While horror is often accused of victimizing and objectifying women, it is also a medium that grants its heroines empowerment and control. Director Karyn Kusama and writer Diablo Cody knew this when they did 2009's Jennifer's Body, which was an undercooked cauldron of female horror tropes.

Given that sexuality and scares often go hand and hand, Psycho was the perfect vehicle to introduce the Oscars to the modern era of horror starting in 1960, when Alfred Hitchcock went from the master of suspense to the provocateur of the perverse.

It is interesting that voters chose not to reward Anthony Perkins for his career-defining role as Norman Bates, the ultimate mama's boy.

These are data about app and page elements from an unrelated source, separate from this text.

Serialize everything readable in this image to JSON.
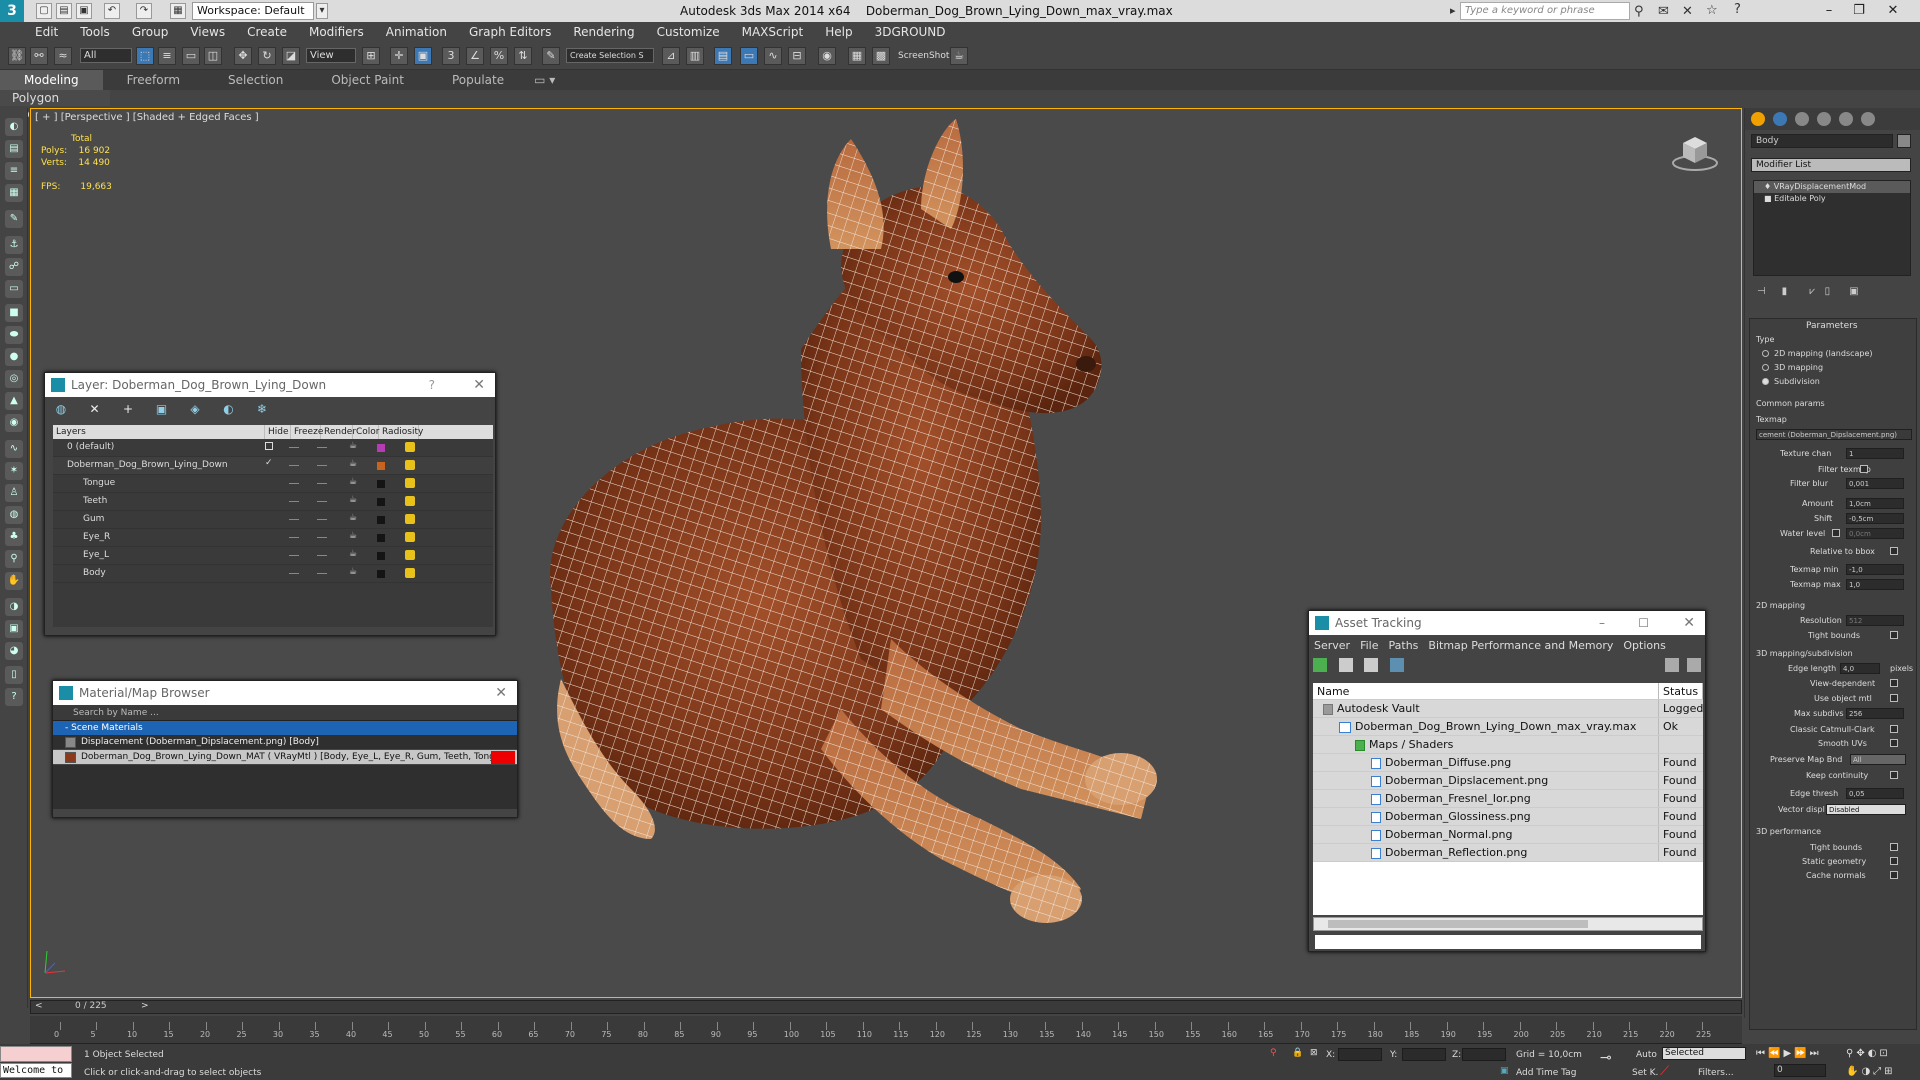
{
  "titlebar": {
    "workspace": "Workspace: Default",
    "app_title": "Autodesk 3ds Max  2014 x64",
    "file_name": "Doberman_Dog_Brown_Lying_Down_max_vray.max",
    "search_placeholder": "Type a keyword or phrase"
  },
  "menu": [
    "Edit",
    "Tools",
    "Group",
    "Views",
    "Create",
    "Modifiers",
    "Animation",
    "Graph Editors",
    "Rendering",
    "Customize",
    "MAXScript",
    "Help",
    "3DGROUND"
  ],
  "toolbar": {
    "selection_filter": "All",
    "ref_coord": "View",
    "named_sel": "Create Selection S",
    "screenshot": "ScreenShot"
  },
  "ribbon": {
    "tabs": [
      "Modeling",
      "Freeform",
      "Selection",
      "Object Paint",
      "Populate"
    ],
    "active": "Modeling",
    "sub": "Polygon Modeling"
  },
  "viewport": {
    "label": "[ + ] [Perspective ] [Shaded + Edged Faces ]",
    "stats_total": "Total",
    "polys_label": "Polys:",
    "polys": "16 902",
    "verts_label": "Verts:",
    "verts": "14 490",
    "fps_label": "FPS:",
    "fps": "19,663"
  },
  "layer_panel": {
    "title": "Layer: Doberman_Dog_Brown_Lying_Down",
    "help": "?",
    "columns": [
      "Layers",
      "Hide",
      "Freeze",
      "Render",
      "Color",
      "Radiosity"
    ],
    "rows": [
      {
        "name": "0 (default)",
        "color": "#b43cb4"
      },
      {
        "name": "Doberman_Dog_Brown_Lying_Down",
        "color": "#c8641e"
      },
      {
        "name": "Tongue",
        "color": "#141414"
      },
      {
        "name": "Teeth",
        "color": "#141414"
      },
      {
        "name": "Gum",
        "color": "#141414"
      },
      {
        "name": "Eye_R",
        "color": "#141414"
      },
      {
        "name": "Eye_L",
        "color": "#141414"
      },
      {
        "name": "Body",
        "color": "#141414"
      }
    ]
  },
  "material_browser": {
    "title": "Material/Map Browser",
    "search": "Search by Name ...",
    "group": "- Scene Materials",
    "items": [
      "Displacement (Doberman_Dipslacement.png) [Body]",
      "Doberman_Dog_Brown_Lying_Down_MAT  ( VRayMtl ) [Body, Eye_L, Eye_R, Gum, Teeth, Tongue]"
    ]
  },
  "asset_tracking": {
    "title": "Asset Tracking",
    "menu": [
      "Server",
      "File",
      "Paths",
      "Bitmap Performance and Memory",
      "Options"
    ],
    "columns": [
      "Name",
      "Status"
    ],
    "rows": [
      {
        "name": "Autodesk Vault",
        "status": "Logged O"
      },
      {
        "name": "Doberman_Dog_Brown_Lying_Down_max_vray.max",
        "status": "Ok"
      },
      {
        "name": "Maps / Shaders",
        "status": ""
      },
      {
        "name": "Doberman_Diffuse.png",
        "status": "Found"
      },
      {
        "name": "Doberman_Dipslacement.png",
        "status": "Found"
      },
      {
        "name": "Doberman_Fresnel_Ior.png",
        "status": "Found"
      },
      {
        "name": "Doberman_Glossiness.png",
        "status": "Found"
      },
      {
        "name": "Doberman_Normal.png",
        "status": "Found"
      },
      {
        "name": "Doberman_Reflection.png",
        "status": "Found"
      }
    ]
  },
  "command_panel": {
    "object_name": "Body",
    "modifier_list": "Modifier List",
    "stack": [
      "VRayDisplacementMod",
      "Editable Poly"
    ],
    "parameters": "Parameters",
    "type": "Type",
    "type_options": [
      "2D mapping (landscape)",
      "3D mapping",
      "Subdivision"
    ],
    "common_params": "Common params",
    "texmap": "Texmap",
    "texmap_value": "cement (Doberman_Dipslacement.png)",
    "texture_chan": "Texture chan",
    "texture_chan_v": "1",
    "filter_texmap": "Filter texmap",
    "filter_blur": "Filter blur",
    "filter_blur_v": "0,001",
    "amount": "Amount",
    "amount_v": "1,0cm",
    "shift": "Shift",
    "shift_v": "-0,5cm",
    "water_level": "Water level",
    "water_level_v": "0,0cm",
    "relative_bbox": "Relative to bbox",
    "texmap_min": "Texmap min",
    "texmap_min_v": "-1,0",
    "texmap_max": "Texmap max",
    "texmap_max_v": "1,0",
    "mapping2d": "2D mapping",
    "resolution": "Resolution",
    "resolution_v": "512",
    "tight_bounds": "Tight bounds",
    "mapping3d": "3D mapping/subdivision",
    "edge_length": "Edge length",
    "edge_length_v": "4,0",
    "pixels": "pixels",
    "view_dependent": "View-dependent",
    "use_object_mtl": "Use object mtl",
    "max_subdivs": "Max subdivs",
    "max_subdivs_v": "256",
    "classic_cc": "Classic Catmull-Clark",
    "smooth_uvs": "Smooth UVs",
    "preserve_map": "Preserve Map Bnd",
    "preserve_map_v": "All",
    "keep_continuity": "Keep continuity",
    "edge_thresh": "Edge thresh",
    "edge_thresh_v": "0,05",
    "vector_displ": "Vector displ",
    "vector_displ_v": "Disabled",
    "perf": "3D performance",
    "tight_bounds2": "Tight bounds",
    "static_geometry": "Static geometry",
    "cache_normals": "Cache normals"
  },
  "timeline": {
    "frame": "0 / 225",
    "ticks": [
      "0",
      "5",
      "10",
      "15",
      "20",
      "25",
      "30",
      "35",
      "40",
      "45",
      "50",
      "55",
      "60",
      "65",
      "70",
      "75",
      "80",
      "85",
      "90",
      "95",
      "100",
      "105",
      "110",
      "115",
      "120",
      "125",
      "130",
      "135",
      "140",
      "145",
      "150",
      "155",
      "160",
      "165",
      "170",
      "175",
      "180",
      "185",
      "190",
      "195",
      "200",
      "205",
      "210",
      "215",
      "220",
      "225"
    ]
  },
  "status": {
    "maxscript": "Welcome to",
    "selected": "1 Object Selected",
    "prompt": "Click or click-and-drag to select objects",
    "x": "X:",
    "y": "Y:",
    "z": "Z:",
    "grid": "Grid = 10,0cm",
    "add_time_tag": "Add Time Tag",
    "auto": "Auto",
    "setk": "Set K.",
    "key_mode": "Selected",
    "filters": "Filters...",
    "frame": "0"
  }
}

Instead, they bestowed Janet Leigh with her only Oscar nomination as a thief on the run (she steals money on the job so she can marry her lover) who is introduced post-tryst in her white undies and, later, is fully if discreetly exposed during the infamous shower scene. This is quite a different view of womanhood in an era that worshiped virginal Doris Day types and Norman, for one, could not handle it.

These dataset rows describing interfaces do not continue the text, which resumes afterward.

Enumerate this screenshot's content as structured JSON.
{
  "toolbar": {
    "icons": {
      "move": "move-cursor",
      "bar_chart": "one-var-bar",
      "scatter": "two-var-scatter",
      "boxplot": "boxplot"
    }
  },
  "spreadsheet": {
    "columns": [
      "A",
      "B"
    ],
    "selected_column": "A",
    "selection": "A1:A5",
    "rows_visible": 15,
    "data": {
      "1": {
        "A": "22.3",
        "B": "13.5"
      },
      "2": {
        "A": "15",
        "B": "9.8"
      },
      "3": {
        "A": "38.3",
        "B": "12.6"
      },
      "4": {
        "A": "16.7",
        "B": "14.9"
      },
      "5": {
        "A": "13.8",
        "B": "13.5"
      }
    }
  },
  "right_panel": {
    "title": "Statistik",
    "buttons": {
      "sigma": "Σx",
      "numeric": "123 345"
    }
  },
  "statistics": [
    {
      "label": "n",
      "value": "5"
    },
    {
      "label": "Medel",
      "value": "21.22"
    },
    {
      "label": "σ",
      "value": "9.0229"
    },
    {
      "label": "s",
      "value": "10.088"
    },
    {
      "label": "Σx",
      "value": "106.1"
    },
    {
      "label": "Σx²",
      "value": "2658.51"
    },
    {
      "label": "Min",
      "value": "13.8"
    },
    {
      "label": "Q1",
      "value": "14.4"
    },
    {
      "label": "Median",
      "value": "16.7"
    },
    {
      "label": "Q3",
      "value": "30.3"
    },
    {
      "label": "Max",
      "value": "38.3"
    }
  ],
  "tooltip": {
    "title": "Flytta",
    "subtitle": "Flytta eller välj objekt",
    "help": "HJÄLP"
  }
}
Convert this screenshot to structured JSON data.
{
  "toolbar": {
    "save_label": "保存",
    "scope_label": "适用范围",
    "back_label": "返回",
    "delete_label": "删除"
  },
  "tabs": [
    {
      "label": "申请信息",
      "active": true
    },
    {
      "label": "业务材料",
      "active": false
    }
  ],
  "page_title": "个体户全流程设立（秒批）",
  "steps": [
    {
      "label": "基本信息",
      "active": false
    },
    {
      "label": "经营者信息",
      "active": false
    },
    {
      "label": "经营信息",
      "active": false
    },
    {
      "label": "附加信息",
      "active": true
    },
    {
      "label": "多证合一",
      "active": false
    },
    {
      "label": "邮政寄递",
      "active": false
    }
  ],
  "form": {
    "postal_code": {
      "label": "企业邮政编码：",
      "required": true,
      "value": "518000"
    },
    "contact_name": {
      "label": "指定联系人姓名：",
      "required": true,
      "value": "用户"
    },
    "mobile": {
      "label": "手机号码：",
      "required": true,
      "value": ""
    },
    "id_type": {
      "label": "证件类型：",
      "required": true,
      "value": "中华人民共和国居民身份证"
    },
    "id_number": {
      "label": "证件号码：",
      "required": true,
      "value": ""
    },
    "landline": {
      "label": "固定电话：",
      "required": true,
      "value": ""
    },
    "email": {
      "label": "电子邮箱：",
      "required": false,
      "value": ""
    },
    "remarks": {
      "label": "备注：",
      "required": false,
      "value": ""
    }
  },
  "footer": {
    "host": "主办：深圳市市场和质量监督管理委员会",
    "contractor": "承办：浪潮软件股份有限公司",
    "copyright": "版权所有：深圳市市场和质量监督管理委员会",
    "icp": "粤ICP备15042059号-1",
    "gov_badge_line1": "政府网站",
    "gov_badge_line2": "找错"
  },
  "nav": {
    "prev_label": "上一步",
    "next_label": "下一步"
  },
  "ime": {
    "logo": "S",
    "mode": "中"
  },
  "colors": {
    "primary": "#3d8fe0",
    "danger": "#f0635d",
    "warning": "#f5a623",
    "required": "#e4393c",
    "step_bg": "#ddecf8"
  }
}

Ruth Gordon followed in 1968's Rosemary's Baby as the nosey neighbor who is in league with the devil and tricks Mia Farrow's -the young wife - into carrying Satan's child.  The older actress won the Oscar but it was Farrow with her harrowing portrait of young wife coping with all the pressures of domestic life in Manhattan in addition to a coven of demon worshipers that established her as a serious actress. A dried-up prune of a witch preying on the young vulnerable beauty was straight out of a Disney fairy tale.

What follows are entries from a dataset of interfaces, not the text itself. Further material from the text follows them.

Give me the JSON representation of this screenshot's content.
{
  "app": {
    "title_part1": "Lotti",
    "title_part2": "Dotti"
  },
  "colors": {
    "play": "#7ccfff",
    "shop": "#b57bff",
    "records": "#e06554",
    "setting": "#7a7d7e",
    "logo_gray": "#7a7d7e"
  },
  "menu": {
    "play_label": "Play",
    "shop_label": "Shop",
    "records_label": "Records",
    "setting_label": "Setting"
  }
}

The Exorcist picked up where Rosemary's Baby left off and ranks No. 9 on Box Office Mojo's top-grossing films of all time when adjusted for inflation.  At the center of the 1973 film is a mother's worst nightmare - a sweet child suddenly possessed by evil and turned into a monster. It's the onset of puberty with devil horns. Ellen Burstyn's distraught single mother and Linda Blair as her profanity-spewing child both collected nominations for their roles.

The most influential horror film ever in terms of Oscar domination is 1991's The Silence of the Lambs, which featured a feminist-friendly heroine for the ages:  FBI trainee Clarice Starling, who overcomes the sexual taunts of vicious serial killer Hannibal Lecter as well as a long line of meddlesome men who underestimate her abilities to save the life of an equally brave kidnapped woman.  It is a career woman's worst nightmare –  she triumphs but at a price for sharing her soul with a maniac.

Going above and beyond Carrie's vengeful victim status, Foster would claim the best actress Oscar and the movie would be named best picture. Also in the winner's circle was co-star Anthony Hopkins, director Jonathan Demme and screenwriter Ted Tally.  Hannibal dominated sequels and prequels would follow but none had the quality or the impact of The Silence of the Lambs.

More than 20 years later, no other full-fledged horror film has competed in Oscar's main event (unless you count The Sixth Sense or Black Swan). 

Here is to hoping that young audiences who will likely propel the new Carrie to the top of the box-office chart this weekend might be inspired to check out the first Carrie at the very least. And that might lead them to seek out more classic scares as well.  An informed audience is a demanding audience. And they deserve better than recycled goods passed off as fresh Halloween treats - as do the actresses who star in such retreads.

This article is related to: Carrie (2013), Kimberly Peirce, Jodie Foster, Mia Farrow, Julianne Moore, Boys Don't Cry, Chloe Grace Moretz, Awards Season Roundup